In its recently announced capacity additions, cement major UltraTech Cement Ltd said it is adding 57 megawatts (MW) of WHRS across its clinker expansions, which will help increase its share of low-cost green power from the existing 13% to 34% in three years.
Peers Ambuja Cement Ltd and ACC Ltd, which operate under parent LafargeHolcim, are collectively investing more than ₹780 crore to build a WHRS capacity of over 76MW. Shree Cement Ltd, Dalmia Bharat Ltd and JK Cements Ltd are among other cement makers that are also investing in WHRS to boost their energy efficiency.
Globally, cement is among the sectors that have a significant carbon footprint. So, the ongoing WHRS investments are a step in the right direction.
While all this is good, the Street’s focus currently remains on demand growth and a meaningful pick-up in realization, said analysts.
“ESG is gaining prominence among cement companies, which is positive, but a valuation re-rating depends on how soon fundamental factors, such as volume growth, fall in place. The ESG concept is still evolving in India, it is unlikely for the market to assign these companies a higher valuation multiple just for being socially responsible. Investors don’t buy these stocks only because they are environmentally conscious. The latest order by the fair trade regulator alleging some cement companies of cartelization is a dampener. So, negative developments like these mostly overshadow the long-term positives of being ESG-compliant," said an analyst with a domestic broking house, requesting anonymity.
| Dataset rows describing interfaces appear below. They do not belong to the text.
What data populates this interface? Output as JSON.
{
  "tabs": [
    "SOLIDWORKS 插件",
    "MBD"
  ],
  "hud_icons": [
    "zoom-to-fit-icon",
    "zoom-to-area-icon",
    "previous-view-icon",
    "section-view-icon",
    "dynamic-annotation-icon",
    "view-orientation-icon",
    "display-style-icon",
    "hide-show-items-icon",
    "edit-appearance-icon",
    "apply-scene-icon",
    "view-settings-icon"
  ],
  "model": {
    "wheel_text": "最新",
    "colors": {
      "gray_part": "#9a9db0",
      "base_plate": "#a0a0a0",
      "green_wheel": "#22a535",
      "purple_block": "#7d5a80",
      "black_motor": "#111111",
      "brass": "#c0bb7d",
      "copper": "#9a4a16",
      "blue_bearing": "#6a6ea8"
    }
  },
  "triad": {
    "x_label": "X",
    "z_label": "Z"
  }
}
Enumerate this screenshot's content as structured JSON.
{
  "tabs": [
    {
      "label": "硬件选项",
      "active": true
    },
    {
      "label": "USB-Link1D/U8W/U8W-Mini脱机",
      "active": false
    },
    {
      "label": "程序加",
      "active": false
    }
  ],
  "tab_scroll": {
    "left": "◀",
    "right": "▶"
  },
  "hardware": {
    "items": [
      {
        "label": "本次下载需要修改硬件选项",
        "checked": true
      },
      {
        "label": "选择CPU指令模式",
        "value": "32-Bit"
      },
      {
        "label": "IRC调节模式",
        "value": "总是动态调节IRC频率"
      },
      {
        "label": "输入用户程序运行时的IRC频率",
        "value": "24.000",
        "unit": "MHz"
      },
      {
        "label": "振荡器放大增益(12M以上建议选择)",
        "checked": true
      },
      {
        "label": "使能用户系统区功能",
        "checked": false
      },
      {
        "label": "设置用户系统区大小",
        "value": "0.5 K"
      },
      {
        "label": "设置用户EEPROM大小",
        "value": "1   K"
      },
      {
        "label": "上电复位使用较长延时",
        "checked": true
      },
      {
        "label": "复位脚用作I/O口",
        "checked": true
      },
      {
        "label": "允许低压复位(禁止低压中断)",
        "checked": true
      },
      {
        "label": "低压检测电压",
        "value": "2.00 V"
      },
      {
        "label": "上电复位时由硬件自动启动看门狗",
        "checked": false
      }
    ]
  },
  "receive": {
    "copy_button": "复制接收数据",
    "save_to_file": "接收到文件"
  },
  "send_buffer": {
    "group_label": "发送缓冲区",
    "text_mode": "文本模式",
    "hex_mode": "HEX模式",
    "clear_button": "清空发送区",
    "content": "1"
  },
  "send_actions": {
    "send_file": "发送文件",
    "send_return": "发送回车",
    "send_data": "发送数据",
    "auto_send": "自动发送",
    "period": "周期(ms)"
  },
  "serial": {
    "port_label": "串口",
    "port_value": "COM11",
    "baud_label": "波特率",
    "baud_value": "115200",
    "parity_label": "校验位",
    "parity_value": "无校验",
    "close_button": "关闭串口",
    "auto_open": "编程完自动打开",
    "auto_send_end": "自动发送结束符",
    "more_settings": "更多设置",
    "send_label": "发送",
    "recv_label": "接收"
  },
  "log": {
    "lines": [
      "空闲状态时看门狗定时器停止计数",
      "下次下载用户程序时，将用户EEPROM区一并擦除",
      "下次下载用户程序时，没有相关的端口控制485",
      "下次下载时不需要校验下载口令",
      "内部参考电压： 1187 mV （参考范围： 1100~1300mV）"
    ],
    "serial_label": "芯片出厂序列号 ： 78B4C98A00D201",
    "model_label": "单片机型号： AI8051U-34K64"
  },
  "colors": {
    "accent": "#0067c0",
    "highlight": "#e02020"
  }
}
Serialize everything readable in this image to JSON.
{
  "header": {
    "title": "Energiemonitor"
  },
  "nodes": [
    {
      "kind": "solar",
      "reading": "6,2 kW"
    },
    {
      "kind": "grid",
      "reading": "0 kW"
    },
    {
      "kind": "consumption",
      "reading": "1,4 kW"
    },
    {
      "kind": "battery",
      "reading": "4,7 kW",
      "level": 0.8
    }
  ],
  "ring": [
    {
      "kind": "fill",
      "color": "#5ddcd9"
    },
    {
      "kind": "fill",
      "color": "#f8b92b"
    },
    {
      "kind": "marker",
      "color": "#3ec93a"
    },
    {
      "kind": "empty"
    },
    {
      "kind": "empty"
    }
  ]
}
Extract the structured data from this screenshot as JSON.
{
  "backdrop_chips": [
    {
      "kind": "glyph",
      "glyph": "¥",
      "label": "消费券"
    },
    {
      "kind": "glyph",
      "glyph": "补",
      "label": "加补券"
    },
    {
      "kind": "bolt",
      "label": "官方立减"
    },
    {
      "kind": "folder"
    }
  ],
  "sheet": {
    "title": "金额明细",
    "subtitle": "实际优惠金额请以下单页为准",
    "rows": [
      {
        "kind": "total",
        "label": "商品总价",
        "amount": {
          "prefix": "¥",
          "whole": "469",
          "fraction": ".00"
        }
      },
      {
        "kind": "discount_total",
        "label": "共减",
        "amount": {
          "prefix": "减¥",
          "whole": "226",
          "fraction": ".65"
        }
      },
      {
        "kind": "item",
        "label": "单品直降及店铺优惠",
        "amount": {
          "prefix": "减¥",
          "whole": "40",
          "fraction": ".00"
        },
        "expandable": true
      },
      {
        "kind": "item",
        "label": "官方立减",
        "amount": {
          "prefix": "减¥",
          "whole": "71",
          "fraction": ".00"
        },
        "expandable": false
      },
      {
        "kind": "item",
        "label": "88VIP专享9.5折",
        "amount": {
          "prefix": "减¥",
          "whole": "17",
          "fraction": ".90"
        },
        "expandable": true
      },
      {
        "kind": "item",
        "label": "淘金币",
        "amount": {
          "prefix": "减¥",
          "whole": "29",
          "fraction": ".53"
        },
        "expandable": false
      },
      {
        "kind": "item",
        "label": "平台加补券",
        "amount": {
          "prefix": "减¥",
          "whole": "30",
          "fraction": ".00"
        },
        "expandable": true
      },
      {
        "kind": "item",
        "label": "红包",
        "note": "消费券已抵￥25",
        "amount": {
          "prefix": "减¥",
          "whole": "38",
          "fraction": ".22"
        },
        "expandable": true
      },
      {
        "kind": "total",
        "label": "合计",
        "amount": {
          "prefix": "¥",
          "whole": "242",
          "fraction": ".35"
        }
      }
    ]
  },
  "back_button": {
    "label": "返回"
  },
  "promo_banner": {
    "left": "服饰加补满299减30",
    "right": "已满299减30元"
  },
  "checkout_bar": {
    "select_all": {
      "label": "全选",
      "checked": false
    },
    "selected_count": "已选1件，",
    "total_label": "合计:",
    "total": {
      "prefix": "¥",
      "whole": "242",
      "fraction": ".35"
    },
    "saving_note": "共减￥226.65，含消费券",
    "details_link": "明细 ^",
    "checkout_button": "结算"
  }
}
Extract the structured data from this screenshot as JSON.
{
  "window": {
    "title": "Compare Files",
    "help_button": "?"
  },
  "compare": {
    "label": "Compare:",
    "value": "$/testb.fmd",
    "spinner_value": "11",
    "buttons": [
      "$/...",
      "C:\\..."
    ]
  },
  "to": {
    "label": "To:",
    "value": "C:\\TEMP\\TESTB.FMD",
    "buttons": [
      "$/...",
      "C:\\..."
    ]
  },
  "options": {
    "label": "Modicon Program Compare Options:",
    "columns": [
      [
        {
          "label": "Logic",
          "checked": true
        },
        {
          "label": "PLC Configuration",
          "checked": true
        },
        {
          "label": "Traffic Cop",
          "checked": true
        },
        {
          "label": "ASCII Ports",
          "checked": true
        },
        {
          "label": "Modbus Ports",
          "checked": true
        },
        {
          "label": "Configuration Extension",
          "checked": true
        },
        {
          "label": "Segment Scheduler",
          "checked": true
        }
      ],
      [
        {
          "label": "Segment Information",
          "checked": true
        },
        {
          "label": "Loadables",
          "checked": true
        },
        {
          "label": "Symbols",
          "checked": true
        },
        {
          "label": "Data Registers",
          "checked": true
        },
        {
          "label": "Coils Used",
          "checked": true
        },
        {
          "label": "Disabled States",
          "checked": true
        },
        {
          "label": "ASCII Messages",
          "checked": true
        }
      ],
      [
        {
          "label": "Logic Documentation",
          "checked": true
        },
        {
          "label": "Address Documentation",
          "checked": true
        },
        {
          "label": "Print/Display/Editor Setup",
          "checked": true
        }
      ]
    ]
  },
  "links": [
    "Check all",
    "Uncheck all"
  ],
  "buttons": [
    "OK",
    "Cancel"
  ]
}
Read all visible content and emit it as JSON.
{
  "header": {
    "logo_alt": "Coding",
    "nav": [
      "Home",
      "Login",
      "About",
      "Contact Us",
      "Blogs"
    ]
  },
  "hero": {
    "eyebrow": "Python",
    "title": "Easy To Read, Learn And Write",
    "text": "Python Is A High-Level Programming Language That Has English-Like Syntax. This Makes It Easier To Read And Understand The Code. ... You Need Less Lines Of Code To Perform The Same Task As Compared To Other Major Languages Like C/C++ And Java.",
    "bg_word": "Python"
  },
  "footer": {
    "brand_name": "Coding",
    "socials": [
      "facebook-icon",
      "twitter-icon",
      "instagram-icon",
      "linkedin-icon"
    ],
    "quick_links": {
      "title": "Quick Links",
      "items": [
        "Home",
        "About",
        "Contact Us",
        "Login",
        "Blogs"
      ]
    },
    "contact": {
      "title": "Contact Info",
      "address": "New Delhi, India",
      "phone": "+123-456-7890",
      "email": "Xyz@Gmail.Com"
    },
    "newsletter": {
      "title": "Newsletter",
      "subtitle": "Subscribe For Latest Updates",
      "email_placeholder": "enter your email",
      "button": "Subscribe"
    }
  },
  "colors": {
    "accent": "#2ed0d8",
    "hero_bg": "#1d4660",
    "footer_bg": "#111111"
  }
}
In short, the rising share of waste heat recovery power in the overall fuel mix would help save costs. However, these benefits would take time to reflect in the balance sheets of cement makers. For now, higher input costs are expected to start weighing on operating margins from the March quarter.